Data for processing Start Marker

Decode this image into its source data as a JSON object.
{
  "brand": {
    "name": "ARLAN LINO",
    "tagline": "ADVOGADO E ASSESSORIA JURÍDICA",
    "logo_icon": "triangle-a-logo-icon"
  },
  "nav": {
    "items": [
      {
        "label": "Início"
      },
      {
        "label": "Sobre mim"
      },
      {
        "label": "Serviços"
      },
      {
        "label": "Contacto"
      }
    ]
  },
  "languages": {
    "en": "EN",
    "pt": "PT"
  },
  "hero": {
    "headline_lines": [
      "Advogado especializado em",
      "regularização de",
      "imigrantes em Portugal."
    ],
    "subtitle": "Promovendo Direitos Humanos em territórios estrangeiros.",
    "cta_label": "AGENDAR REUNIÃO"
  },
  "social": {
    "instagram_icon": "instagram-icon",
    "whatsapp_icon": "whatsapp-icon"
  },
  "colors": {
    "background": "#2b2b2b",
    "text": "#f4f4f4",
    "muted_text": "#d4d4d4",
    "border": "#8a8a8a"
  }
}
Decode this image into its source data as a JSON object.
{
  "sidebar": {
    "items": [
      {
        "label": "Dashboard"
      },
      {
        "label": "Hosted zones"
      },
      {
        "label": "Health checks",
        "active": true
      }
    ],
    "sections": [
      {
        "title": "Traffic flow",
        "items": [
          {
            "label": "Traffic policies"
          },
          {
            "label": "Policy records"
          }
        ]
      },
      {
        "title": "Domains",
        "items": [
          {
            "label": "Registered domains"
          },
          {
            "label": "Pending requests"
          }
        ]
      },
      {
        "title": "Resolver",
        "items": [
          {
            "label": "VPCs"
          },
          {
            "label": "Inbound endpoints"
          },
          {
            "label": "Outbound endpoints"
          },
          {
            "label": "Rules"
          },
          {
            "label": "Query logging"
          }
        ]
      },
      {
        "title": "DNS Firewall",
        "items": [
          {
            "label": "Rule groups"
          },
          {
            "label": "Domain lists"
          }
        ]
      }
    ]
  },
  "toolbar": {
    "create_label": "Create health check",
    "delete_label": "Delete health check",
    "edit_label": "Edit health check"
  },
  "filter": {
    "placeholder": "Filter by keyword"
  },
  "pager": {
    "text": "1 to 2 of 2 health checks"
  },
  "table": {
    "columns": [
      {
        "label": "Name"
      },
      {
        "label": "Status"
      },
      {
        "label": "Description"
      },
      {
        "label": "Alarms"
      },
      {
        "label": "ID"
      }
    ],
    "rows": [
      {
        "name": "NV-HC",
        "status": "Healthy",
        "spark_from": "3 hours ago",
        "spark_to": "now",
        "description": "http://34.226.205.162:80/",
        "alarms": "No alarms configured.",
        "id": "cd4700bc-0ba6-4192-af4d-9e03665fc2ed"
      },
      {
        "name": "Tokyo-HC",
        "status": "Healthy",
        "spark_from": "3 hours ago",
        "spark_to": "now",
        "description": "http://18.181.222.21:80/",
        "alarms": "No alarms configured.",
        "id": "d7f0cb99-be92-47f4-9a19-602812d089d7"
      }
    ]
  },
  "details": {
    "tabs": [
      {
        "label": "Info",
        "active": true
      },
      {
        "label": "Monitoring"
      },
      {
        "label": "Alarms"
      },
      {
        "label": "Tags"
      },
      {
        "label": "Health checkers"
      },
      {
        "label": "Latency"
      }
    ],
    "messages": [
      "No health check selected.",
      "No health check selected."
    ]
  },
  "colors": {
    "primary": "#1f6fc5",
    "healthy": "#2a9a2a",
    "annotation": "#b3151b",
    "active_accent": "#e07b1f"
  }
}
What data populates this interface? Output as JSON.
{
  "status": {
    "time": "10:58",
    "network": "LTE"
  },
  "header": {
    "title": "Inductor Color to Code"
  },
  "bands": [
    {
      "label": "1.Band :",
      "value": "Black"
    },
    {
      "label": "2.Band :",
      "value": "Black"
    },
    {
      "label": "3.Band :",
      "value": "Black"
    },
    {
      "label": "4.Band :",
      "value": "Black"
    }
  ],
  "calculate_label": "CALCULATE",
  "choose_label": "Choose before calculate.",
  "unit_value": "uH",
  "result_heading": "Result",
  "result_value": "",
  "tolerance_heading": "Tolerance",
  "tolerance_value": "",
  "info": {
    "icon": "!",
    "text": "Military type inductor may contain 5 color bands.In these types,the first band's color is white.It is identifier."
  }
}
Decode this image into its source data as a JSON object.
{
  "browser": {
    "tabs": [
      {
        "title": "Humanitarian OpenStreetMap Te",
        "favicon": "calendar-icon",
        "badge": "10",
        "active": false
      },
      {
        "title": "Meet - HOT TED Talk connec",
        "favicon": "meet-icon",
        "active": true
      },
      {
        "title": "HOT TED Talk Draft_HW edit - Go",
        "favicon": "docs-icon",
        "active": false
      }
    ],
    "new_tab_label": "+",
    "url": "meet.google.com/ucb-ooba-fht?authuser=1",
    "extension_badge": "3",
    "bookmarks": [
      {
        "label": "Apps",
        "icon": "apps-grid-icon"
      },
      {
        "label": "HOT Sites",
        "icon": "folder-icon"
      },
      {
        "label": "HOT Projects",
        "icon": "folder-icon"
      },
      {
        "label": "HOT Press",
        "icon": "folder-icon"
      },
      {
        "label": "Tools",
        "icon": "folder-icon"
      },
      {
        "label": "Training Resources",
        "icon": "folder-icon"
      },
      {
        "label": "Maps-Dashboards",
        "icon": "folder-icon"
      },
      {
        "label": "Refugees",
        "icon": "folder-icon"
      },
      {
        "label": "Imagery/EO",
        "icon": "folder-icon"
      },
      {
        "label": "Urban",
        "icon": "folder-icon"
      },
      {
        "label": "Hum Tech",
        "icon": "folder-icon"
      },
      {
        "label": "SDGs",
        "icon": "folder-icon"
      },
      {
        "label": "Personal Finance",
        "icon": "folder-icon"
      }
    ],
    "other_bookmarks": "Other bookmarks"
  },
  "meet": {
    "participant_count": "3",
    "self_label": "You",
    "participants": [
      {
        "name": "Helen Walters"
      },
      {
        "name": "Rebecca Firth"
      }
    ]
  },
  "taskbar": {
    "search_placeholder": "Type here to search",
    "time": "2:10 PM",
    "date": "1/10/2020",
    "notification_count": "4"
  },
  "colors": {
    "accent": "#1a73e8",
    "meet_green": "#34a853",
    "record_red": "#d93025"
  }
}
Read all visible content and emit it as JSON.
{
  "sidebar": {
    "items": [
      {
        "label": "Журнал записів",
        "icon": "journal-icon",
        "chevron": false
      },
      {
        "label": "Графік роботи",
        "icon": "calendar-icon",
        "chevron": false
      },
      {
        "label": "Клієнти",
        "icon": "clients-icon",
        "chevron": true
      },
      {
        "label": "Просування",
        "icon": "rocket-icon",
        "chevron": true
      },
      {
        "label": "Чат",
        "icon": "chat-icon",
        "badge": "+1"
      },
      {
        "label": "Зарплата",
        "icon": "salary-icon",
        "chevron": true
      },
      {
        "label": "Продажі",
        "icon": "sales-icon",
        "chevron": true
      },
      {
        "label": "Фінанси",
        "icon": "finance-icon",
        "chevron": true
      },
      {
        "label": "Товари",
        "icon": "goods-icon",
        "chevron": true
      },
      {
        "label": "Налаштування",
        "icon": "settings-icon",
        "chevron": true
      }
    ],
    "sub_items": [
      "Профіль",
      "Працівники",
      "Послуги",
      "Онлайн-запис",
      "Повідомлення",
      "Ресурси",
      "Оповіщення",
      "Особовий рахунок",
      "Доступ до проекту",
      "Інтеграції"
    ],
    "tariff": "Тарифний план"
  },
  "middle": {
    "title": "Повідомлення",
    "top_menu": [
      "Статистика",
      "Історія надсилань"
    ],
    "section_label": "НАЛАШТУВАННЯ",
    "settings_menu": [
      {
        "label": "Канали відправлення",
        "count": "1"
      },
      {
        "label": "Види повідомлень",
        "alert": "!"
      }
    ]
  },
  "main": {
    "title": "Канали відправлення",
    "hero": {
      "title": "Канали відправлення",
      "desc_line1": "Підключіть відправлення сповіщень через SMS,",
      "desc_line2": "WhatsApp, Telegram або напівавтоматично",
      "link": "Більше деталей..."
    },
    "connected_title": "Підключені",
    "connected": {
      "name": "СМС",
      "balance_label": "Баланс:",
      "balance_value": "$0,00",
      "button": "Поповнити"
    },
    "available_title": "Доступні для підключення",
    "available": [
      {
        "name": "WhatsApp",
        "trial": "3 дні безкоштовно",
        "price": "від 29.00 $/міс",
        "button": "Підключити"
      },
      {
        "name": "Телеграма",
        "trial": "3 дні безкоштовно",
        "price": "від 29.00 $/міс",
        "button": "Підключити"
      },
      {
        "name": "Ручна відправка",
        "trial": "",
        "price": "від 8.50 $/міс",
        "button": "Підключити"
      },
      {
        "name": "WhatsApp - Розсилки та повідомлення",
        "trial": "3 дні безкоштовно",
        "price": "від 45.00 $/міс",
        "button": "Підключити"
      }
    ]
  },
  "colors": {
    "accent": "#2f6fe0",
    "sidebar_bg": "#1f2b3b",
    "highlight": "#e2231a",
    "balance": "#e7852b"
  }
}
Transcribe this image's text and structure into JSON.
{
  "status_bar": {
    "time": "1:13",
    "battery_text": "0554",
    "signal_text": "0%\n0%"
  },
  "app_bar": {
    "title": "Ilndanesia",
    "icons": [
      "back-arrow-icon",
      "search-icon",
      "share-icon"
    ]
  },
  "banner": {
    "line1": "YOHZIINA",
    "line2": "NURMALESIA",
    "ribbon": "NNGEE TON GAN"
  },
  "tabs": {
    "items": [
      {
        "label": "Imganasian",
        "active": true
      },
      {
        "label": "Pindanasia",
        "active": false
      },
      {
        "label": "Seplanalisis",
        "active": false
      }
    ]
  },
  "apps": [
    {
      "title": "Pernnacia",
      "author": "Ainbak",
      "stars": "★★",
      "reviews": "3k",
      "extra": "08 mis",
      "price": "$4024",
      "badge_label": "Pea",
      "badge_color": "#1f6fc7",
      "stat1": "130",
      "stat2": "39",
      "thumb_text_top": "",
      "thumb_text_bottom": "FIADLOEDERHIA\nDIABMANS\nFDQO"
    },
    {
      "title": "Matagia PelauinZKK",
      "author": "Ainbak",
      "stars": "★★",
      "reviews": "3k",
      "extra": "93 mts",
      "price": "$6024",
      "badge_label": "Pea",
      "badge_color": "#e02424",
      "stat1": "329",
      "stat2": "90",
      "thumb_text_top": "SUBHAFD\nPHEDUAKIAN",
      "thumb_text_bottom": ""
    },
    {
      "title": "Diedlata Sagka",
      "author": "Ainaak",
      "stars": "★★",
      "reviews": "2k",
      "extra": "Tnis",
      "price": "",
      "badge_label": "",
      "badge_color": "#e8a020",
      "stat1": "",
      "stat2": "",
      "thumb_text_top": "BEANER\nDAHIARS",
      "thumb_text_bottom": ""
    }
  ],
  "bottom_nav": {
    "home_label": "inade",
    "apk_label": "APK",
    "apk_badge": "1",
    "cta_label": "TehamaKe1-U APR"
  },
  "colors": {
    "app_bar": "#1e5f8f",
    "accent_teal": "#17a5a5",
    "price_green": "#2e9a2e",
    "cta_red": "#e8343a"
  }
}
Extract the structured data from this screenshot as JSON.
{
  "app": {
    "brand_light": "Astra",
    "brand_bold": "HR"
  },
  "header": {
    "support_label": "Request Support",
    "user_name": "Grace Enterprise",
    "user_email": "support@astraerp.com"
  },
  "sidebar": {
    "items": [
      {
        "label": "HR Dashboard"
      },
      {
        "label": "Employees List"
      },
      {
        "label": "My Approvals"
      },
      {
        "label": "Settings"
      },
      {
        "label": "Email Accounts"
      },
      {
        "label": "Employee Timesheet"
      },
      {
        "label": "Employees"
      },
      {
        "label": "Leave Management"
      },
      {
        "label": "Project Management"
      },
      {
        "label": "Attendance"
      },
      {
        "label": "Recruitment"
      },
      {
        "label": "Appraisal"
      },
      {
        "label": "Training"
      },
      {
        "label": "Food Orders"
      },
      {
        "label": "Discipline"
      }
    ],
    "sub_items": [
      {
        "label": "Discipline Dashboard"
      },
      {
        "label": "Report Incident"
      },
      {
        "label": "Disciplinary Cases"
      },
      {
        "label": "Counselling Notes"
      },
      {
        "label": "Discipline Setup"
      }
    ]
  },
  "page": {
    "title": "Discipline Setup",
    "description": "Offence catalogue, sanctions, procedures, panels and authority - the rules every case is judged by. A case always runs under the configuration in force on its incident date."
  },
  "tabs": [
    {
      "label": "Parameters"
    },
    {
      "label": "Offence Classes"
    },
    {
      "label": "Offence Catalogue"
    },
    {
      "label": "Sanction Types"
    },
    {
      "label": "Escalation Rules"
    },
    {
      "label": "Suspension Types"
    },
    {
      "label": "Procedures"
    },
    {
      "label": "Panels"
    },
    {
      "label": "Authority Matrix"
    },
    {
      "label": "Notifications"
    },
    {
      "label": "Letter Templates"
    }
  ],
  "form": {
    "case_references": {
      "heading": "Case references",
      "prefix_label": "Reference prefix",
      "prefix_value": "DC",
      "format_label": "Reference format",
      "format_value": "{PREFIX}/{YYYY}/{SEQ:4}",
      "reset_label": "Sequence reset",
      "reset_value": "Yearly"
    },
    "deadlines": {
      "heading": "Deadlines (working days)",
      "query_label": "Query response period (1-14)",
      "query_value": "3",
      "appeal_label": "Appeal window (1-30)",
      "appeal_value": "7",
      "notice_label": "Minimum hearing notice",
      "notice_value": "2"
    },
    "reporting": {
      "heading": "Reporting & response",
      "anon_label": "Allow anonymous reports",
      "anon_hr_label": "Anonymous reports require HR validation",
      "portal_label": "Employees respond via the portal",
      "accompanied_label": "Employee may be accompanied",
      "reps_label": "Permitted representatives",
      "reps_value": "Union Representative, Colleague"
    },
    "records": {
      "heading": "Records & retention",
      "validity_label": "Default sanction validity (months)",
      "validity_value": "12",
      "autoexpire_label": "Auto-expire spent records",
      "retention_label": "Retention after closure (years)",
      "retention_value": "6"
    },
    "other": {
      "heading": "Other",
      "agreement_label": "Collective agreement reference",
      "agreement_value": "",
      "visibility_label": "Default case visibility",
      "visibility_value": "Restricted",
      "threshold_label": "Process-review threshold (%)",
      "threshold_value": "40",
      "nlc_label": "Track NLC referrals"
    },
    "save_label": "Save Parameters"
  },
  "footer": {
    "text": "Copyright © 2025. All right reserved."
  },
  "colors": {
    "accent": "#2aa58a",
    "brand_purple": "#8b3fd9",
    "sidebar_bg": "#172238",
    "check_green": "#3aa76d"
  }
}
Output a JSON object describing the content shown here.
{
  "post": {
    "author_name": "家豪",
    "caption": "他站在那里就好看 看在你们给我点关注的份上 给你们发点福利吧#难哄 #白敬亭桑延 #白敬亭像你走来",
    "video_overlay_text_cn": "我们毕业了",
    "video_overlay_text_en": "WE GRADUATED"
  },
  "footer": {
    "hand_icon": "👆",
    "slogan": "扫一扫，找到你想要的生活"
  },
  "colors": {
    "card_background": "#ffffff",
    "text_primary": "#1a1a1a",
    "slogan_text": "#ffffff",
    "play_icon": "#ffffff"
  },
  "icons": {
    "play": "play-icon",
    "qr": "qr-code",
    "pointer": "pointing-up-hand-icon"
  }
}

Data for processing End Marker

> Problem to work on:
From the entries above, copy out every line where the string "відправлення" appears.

> Your solution:
        "label": "Канали відправлення",
    "title": "Канали відправлення",
      "title": "Канали відправлення",
      "desc_line1": "Підключіть відправлення сповіщень через SMS,",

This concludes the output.